Citation: Campbell RM, Vinas G, Henneberg M and Diogo R (2021) Corrigendum: Visual Depictions of Our Evolutionary Past: A Broad Case Study Concerning the Need for Quantitative Methods of Soft Tissue Reconstruction and Art-Science Collaborations. Front. Ecol. Evol. 9:719193. doi: 10.3389/fevo.2021.719193

Received: 02 June 2021; Accepted: 16 June 2021;
Published: 08 July 2021.

Edited and reviewed by: Stefano Dominici, University of Florence, Italy

Copyright © 2021 Campbell, Vinas, Henneberg and Diogo.

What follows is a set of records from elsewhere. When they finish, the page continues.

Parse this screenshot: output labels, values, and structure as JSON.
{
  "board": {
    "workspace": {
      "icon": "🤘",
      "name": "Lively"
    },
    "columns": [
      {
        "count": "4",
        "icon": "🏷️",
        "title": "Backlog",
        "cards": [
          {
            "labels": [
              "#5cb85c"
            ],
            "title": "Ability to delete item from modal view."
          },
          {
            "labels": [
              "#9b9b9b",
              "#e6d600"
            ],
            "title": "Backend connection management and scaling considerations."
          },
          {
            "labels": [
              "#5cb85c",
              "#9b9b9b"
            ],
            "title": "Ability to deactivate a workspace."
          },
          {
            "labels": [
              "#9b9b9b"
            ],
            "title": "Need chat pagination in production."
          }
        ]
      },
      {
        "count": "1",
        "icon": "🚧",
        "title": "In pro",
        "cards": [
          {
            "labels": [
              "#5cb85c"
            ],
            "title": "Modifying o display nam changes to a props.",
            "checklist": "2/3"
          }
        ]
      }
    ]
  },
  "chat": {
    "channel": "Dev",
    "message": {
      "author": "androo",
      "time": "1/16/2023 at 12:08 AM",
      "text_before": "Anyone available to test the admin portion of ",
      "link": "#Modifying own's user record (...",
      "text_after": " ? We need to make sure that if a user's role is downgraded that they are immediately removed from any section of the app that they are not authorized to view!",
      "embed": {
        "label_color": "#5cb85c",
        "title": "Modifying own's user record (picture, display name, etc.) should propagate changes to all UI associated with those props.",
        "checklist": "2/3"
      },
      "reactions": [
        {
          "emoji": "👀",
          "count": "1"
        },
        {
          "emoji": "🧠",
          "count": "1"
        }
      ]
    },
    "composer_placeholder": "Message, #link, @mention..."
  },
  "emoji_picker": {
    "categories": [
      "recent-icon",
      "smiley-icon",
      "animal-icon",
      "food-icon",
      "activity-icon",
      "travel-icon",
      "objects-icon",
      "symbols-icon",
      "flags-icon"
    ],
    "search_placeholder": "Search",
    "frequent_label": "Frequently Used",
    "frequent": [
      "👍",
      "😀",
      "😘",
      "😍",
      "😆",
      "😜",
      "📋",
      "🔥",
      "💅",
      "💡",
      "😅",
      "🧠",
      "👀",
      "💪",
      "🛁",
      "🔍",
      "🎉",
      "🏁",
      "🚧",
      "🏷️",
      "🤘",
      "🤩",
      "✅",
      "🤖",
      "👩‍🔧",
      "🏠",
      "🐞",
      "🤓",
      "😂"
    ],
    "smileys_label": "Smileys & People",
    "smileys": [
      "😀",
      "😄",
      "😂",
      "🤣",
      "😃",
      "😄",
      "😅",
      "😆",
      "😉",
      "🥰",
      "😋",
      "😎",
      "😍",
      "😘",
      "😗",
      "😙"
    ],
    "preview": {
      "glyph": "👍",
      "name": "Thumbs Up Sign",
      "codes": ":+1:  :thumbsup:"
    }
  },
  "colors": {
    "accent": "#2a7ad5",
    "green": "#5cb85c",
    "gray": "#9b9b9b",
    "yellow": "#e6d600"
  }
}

This is an open-access article distributed under the terms of the Creative Commons Attribution License (CC BY). The use, distribution or reproduction in other forums is permitted, provided the original author(s) and the copyright owner(s) are credited and that the original publication in this journal is cited, in accordance with accepted academic practice. No use, distribution or reproduction is permitted which does not comply with these terms.

*Correspondence: Ryan M. Campbell, ryan.campbell@adelaide.edu.au

ORCID: Ryan M. Campbell orcid.org/0000-0003-2630-1701
Gabriel Vinas orcid.org/0000-0003-3374-3460
Maciej Henneberg orcid.org/0000-0003-1941-2286
Rui Diogo orcid.org/0000-0002-9008-1910